Start of RECORDS TO PROCESS
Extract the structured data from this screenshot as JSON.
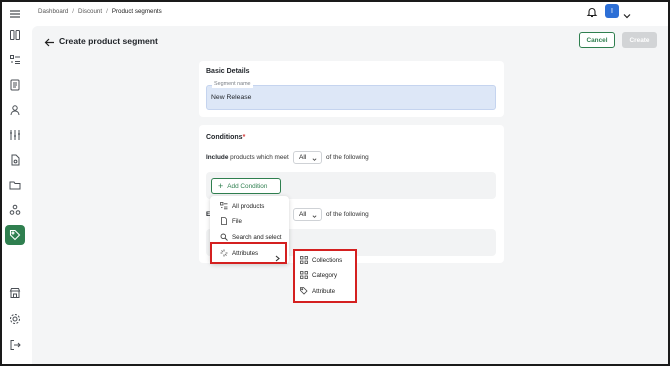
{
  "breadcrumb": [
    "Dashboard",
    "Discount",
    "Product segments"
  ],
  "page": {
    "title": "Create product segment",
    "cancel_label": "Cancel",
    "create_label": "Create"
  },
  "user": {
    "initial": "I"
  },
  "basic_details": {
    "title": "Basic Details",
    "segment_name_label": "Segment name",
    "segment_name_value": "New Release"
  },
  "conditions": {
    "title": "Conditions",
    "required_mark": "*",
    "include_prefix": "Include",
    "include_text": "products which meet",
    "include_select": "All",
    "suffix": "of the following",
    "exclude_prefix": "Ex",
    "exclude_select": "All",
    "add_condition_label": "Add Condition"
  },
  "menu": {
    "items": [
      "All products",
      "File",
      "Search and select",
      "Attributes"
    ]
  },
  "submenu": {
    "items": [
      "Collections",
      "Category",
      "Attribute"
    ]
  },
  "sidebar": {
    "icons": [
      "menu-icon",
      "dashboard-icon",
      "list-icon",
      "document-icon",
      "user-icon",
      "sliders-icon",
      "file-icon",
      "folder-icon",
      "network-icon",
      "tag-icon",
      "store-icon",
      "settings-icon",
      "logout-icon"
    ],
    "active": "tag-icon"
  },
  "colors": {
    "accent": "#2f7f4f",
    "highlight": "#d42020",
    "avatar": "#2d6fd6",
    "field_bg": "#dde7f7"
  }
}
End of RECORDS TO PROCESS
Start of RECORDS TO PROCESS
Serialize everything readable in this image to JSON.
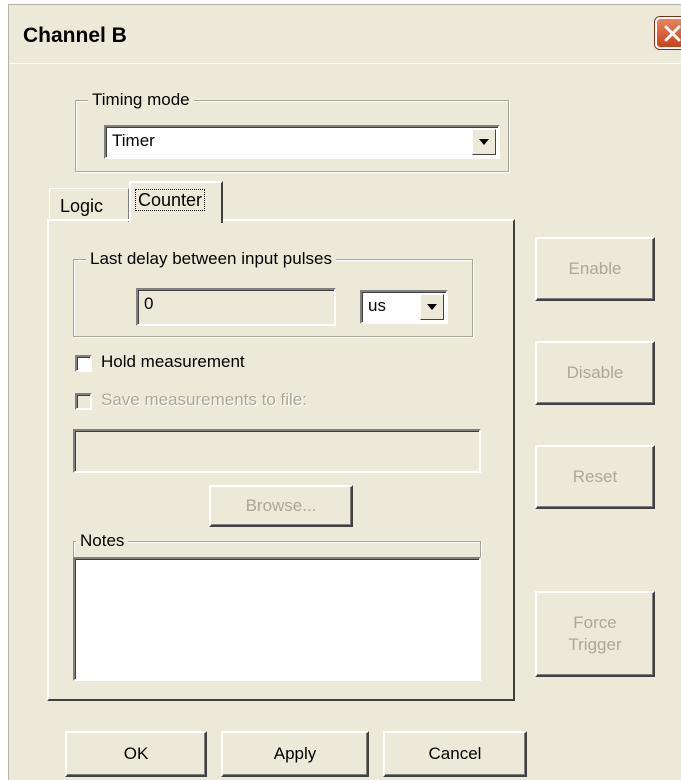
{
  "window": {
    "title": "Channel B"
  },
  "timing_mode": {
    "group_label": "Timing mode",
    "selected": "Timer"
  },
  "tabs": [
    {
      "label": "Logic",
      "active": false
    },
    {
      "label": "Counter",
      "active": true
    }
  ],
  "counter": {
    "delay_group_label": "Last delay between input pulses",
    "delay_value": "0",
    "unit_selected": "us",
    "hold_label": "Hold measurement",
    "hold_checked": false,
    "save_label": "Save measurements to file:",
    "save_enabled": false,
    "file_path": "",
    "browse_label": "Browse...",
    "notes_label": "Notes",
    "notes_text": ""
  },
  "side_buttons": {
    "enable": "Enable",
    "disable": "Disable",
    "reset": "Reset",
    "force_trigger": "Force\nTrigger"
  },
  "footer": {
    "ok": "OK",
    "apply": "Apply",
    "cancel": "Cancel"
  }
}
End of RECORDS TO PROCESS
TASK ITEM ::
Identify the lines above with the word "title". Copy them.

TASK SOLUTION ::
    "title": "Create product segment",
    "title": "Basic Details",
    "title": "Conditions",
    "title": "Channel B"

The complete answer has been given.